A granite bench inscribed and dedicated to the Grand Army of the Republic is situated at the front of the soldiers’ lot.

Individuals Buried in Soldiers' Lot:
Beardsley, E. E.
Carson, Alfred H.
Crawford, John N.
Duncan, William G.
Geer, Joel L.
Hochmuth, Sabastian
Kendall, Isaac G.
Marshall, William
Mathieson, Andrew
Oliver, Nicholas
Story, John W.
Taves, John
Tubbs, Edwin C.

** There are other Civil War veterans scattered throughout Forest Hill.

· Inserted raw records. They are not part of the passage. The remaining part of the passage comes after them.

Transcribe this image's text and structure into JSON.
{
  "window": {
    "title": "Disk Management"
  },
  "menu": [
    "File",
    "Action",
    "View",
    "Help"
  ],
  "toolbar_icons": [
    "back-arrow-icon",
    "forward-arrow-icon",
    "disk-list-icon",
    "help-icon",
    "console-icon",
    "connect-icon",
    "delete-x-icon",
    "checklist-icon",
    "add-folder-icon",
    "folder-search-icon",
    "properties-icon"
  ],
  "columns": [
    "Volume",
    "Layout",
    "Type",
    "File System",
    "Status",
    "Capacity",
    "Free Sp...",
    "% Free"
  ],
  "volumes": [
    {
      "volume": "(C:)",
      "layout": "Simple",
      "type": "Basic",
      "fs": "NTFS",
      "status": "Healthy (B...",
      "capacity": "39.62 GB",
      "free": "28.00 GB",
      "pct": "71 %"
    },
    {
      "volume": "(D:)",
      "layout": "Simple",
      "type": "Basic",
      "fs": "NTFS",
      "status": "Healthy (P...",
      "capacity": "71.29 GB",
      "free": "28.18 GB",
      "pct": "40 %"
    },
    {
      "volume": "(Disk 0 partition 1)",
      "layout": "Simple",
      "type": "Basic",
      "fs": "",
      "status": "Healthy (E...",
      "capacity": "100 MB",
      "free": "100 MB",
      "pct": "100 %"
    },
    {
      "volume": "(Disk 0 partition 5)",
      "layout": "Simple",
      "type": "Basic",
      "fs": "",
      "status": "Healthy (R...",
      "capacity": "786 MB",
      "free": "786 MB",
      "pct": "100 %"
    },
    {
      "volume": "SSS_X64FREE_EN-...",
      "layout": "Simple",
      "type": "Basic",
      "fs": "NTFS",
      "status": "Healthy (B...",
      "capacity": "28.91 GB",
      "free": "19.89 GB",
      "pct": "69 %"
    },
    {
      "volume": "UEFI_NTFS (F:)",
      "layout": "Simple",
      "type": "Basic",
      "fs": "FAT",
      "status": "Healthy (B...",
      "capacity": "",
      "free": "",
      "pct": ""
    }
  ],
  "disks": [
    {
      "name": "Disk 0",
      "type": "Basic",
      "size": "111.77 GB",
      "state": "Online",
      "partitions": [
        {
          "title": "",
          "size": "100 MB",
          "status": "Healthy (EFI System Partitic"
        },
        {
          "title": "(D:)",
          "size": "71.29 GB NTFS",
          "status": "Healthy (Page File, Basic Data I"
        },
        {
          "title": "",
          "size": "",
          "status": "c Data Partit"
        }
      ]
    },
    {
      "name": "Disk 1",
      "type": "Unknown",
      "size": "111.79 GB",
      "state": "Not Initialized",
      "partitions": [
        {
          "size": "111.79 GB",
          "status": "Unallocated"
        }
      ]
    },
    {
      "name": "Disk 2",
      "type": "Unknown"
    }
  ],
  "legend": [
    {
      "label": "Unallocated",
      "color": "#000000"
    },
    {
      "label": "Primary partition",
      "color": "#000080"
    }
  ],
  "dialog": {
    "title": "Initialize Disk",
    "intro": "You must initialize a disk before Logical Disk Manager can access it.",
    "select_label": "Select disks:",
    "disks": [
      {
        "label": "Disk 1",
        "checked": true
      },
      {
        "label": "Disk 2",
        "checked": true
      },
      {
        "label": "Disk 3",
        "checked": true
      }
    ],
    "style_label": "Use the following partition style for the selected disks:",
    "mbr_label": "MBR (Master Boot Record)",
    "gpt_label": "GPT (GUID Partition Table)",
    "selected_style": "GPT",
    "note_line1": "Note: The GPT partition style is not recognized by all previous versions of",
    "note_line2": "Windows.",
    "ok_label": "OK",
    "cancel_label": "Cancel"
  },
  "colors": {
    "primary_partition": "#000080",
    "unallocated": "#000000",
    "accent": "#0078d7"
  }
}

Orphans Memorial
In 1866 the Harvey Hospital was converted into a home for the children of Union soldiers whose parents were either killed or unable to care for them. For nine years the Soldiers’ Orphans Home cared for these children; during this time eight orphans died at the home. These orphans were buried here in the Soldiers’ Lot, and the Soldiers’ Orphans Monument was erected and dedicated on Decoration Day (now Memorial Day) in 1873. The tall marble obelisk is inscribed with the children’s names.

The city of Madison donated the 0.36-acre plot, located in Section 34, to the federal government in 1886, the last burial was in 1931. Civil War veterans constitute the majority of the interments; however, there are also Spanish-American War and World War I veterans buried here.

Unkown Soldiers Memorial from the Woman's Relief Corps:
The Woman’s Relief Corps, No. 37, erected a large boulder memorial dedicated to the memory of the unknown dead in 1891.
    NO. 37               1891

There are also 13 markers for unkowns: